[[Page 17636]]

funded, or authorized by a Federal agency.
    Section 4(b)(2) of the Act requires that we designate or revise 
critical habitat based upon the best scientific and commercial data 
available, after taking into consideration the economic or any other 
relevant impact of specifying any particular area as critical habitat. 
Based upon the previously published proposal to designate critical 
habitat for the Klamath River and Columbia River populations of bull 
trout, we have prepared a draft economic analysis of the proposed 
critical habitat designation. The economic analysis of this proposed 
designation of critical habitat suggests that the estimated total 
potential economic costs of the designation may range from $20.4 
million to 31.3 million over a 10-year period, with administrative 
costs for consultations under section 7 of the Act expected to be 
approximately $9.6 million annually, and the estimated total project 
modification costs attributable to section 7 estimated to range from 
$10.8 to $21.7 million per year. The draft analysis is available on the 
Internet and from the mailing address in the ADDRESSES section above.

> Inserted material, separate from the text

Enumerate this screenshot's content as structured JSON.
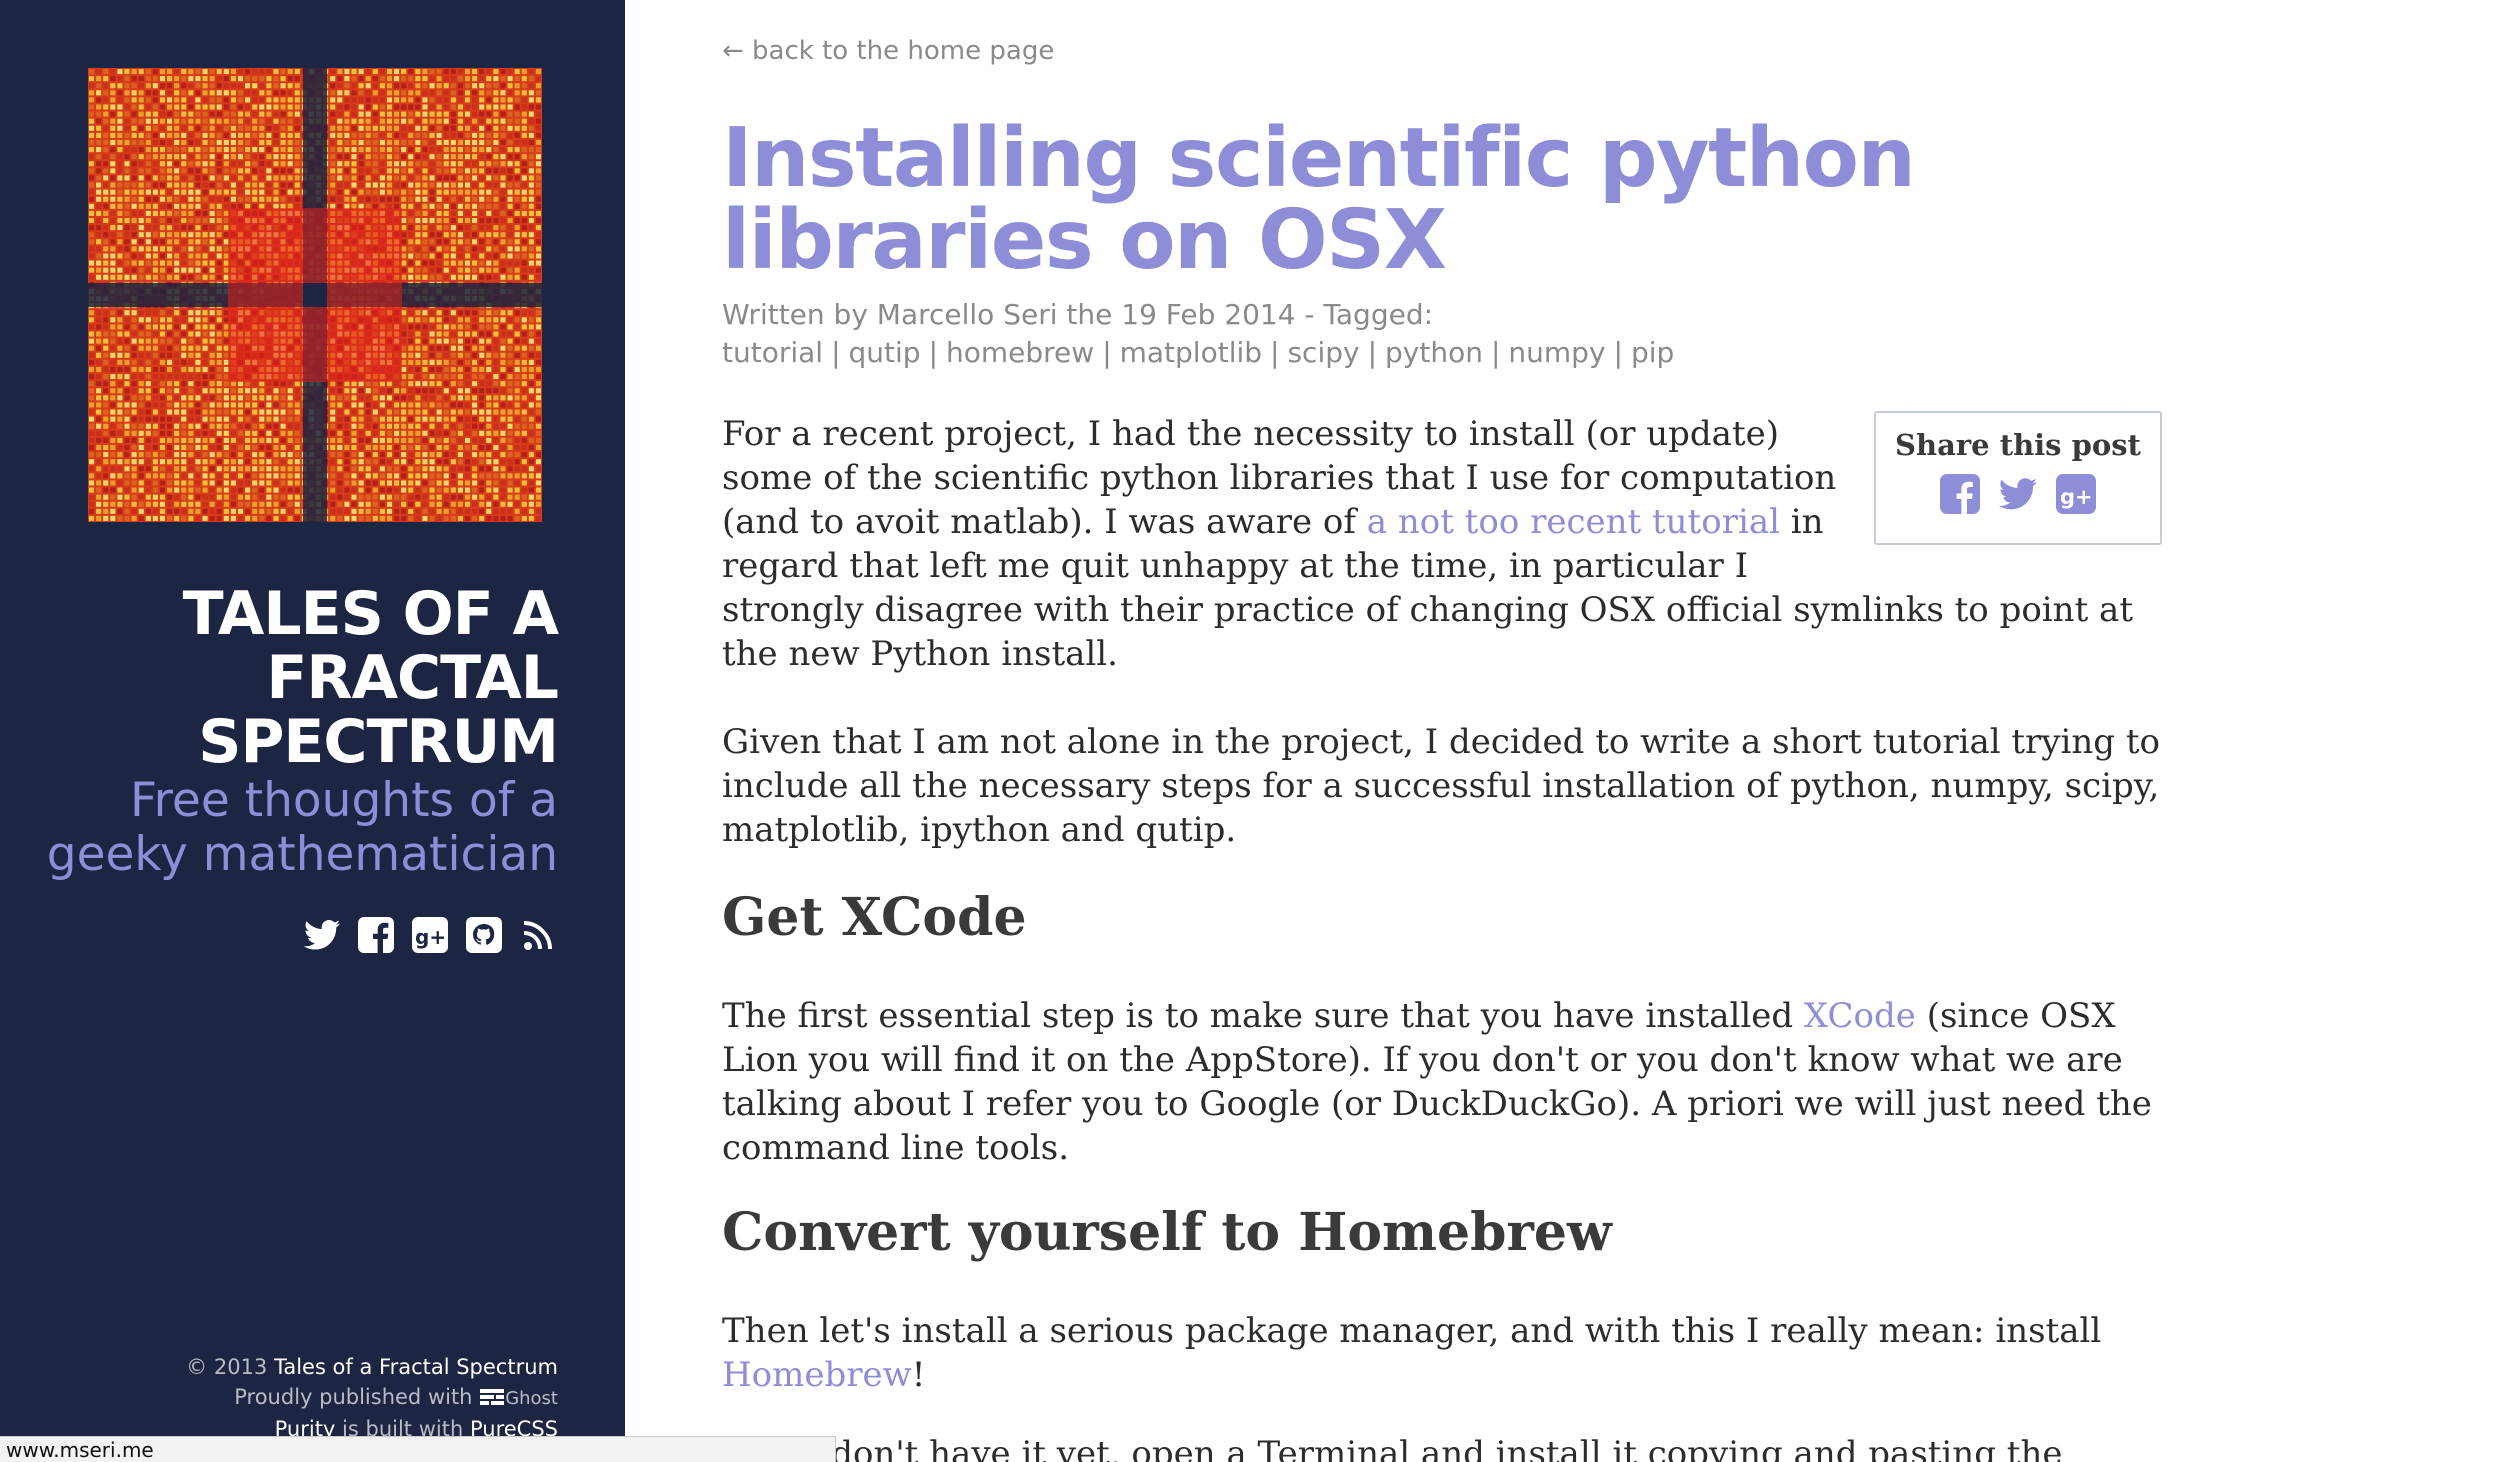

    The primary author of this notice is Barbara Behan, U.S. Fish and 
Wildlife Service (see ADDRESSES section).

    Authority: The authority for this action is the Endangered 
Species Act of 1973 (16 U.S.C. 1531 et seq.).

    Dated: March 26, 2004.
Craig Manson,
Assistant Secretary for Fish and Wildlife and Parks.
[FR Doc. 04-7548 Filed 4-2-04; 8:45 am]